Segment Open

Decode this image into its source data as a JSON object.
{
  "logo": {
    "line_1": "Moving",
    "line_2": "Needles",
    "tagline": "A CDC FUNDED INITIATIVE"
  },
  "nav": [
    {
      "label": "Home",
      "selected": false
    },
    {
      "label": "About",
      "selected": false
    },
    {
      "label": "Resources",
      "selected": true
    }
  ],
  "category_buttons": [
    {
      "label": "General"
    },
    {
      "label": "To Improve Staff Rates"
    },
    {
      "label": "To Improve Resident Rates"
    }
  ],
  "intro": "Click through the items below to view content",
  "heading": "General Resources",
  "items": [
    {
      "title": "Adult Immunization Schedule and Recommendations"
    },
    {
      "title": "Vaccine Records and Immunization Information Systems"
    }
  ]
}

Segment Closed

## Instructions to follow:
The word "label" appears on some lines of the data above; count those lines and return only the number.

## Answer space:
6